**Given data**
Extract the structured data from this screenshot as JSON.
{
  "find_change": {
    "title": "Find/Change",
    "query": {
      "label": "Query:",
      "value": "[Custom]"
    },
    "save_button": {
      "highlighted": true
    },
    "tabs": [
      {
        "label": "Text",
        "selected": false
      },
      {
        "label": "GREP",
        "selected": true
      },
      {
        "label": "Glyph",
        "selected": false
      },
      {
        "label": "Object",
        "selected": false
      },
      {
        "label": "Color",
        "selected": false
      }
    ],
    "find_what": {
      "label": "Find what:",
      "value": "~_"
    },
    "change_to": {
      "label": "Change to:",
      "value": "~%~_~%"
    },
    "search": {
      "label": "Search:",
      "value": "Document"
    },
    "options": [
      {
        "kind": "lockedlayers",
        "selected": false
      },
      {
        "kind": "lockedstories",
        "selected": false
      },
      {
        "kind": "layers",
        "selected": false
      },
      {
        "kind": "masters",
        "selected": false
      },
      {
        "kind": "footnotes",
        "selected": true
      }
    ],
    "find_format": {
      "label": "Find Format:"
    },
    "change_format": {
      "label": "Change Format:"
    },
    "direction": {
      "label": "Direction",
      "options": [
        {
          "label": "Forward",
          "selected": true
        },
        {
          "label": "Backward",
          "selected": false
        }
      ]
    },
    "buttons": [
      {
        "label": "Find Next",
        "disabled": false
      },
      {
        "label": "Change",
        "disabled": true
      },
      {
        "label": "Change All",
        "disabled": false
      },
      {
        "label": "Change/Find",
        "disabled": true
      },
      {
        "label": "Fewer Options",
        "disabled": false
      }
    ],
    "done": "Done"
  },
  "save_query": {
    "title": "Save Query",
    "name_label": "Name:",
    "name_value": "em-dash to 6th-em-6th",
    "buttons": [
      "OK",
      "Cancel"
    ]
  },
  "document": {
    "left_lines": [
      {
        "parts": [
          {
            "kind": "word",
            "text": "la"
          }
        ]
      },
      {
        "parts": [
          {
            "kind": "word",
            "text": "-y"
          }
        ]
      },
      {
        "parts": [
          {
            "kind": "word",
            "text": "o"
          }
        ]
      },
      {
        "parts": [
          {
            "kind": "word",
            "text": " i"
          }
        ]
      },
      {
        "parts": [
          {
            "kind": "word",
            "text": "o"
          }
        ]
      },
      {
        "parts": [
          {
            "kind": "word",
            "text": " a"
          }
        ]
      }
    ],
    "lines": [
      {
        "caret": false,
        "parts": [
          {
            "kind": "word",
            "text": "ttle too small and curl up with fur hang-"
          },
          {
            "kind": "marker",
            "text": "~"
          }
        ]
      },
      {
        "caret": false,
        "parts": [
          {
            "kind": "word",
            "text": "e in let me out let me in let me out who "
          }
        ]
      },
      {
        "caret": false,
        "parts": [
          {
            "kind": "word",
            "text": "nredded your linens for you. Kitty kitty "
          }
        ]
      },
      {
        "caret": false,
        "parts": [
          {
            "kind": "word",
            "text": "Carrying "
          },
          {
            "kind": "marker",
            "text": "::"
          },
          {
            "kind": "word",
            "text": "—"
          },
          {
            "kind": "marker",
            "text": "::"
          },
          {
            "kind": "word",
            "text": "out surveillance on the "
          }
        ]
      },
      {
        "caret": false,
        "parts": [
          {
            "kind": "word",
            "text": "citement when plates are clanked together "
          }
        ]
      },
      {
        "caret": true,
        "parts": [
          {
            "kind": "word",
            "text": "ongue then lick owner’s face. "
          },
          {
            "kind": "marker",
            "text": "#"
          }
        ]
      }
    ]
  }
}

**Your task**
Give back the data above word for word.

**Output**
Extract the structured data from this screenshot as JSON.
{
  "find_change": {
    "title": "Find/Change",
    "query": {
      "label": "Query:",
      "value": "[Custom]"
    },
    "save_button": {
      "highlighted": true
    },
    "tabs": [
      {
        "label": "Text",
        "selected": false
      },
      {
        "label": "GREP",
        "selected": true
      },
      {
        "label": "Glyph",
        "selected": false
      },
      {
        "label": "Object",
        "selected": false
      },
      {
        "label": "Color",
        "selected": false
      }
    ],
    "find_what": {
      "label": "Find what:",
      "value": "~_"
    },
    "change_to": {
      "label": "Change to:",
      "value": "~%~_~%"
    },
    "search": {
      "label": "Search:",
      "value": "Document"
    },
    "options": [
      {
        "kind": "lockedlayers",
        "selected": false
      },
      {
        "kind": "lockedstories",
        "selected": false
      },
      {
        "kind": "layers",
        "selected": false
      },
      {
        "kind": "masters",
        "selected": false
      },
      {
        "kind": "footnotes",
        "selected": true
      }
    ],
    "find_format": {
      "label": "Find Format:"
    },
    "change_format": {
      "label": "Change Format:"
    },
    "direction": {
      "label": "Direction",
      "options": [
        {
          "label": "Forward",
          "selected": true
        },
        {
          "label": "Backward",
          "selected": false
        }
      ]
    },
    "buttons": [
      {
        "label": "Find Next",
        "disabled": false
      },
      {
        "label": "Change",
        "disabled": true
      },
      {
        "label": "Change All",
        "disabled": false
      },
      {
        "label": "Change/Find",
        "disabled": true
      },
      {
        "label": "Fewer Options",
        "disabled": false
      }
    ],
    "done": "Done"
  },
  "save_query": {
    "title": "Save Query",
    "name_label": "Name:",
    "name_value": "em-dash to 6th-em-6th",
    "buttons": [
      "OK",
      "Cancel"
    ]
  },
  "document": {
    "left_lines": [
      {
        "parts": [
          {
            "kind": "word",
            "text": "la"
          }
        ]
      },
      {
        "parts": [
          {
            "kind": "word",
            "text": "-y"
          }
        ]
      },
      {
        "parts": [
          {
            "kind": "word",
            "text": "o"
          }
        ]
      },
      {
        "parts": [
          {
            "kind": "word",
            "text": " i"
          }
        ]
      },
      {
        "parts": [
          {
            "kind": "word",
            "text": "o"
          }
        ]
      },
      {
        "parts": [
          {
            "kind": "word",
            "text": " a"
          }
        ]
      }
    ],
    "lines": [
      {
        "caret": false,
        "parts": [
          {
            "kind": "word",
            "text": "ttle too small and curl up with fur hang-"
          },
          {
            "kind": "marker",
            "text": "~"
          }
        ]
      },
      {
        "caret": false,
        "parts": [
          {
            "kind": "word",
            "text": "e in let me out let me in let me out who "
          }
        ]
      },
      {
        "caret": false,
        "parts": [
          {
            "kind": "word",
            "text": "nredded your linens for you. Kitty kitty "
          }
        ]
      },
      {
        "caret": false,
        "parts": [
          {
            "kind": "word",
            "text": "Carrying "
          },
          {
            "kind": "marker",
            "text": "::"
          },
          {
            "kind": "word",
            "text": "—"
          },
          {
            "kind": "marker",
            "text": "::"
          },
          {
            "kind": "word",
            "text": "out surveillance on the "
          }
        ]
      },
      {
        "caret": false,
        "parts": [
          {
            "kind": "word",
            "text": "citement when plates are clanked together "
          }
        ]
      },
      {
        "caret": true,
        "parts": [
          {
            "kind": "word",
            "text": "ongue then lick owner’s face. "
          },
          {
            "kind": "marker",
            "text": "#"
          }
        ]
      }
    ]
  }
}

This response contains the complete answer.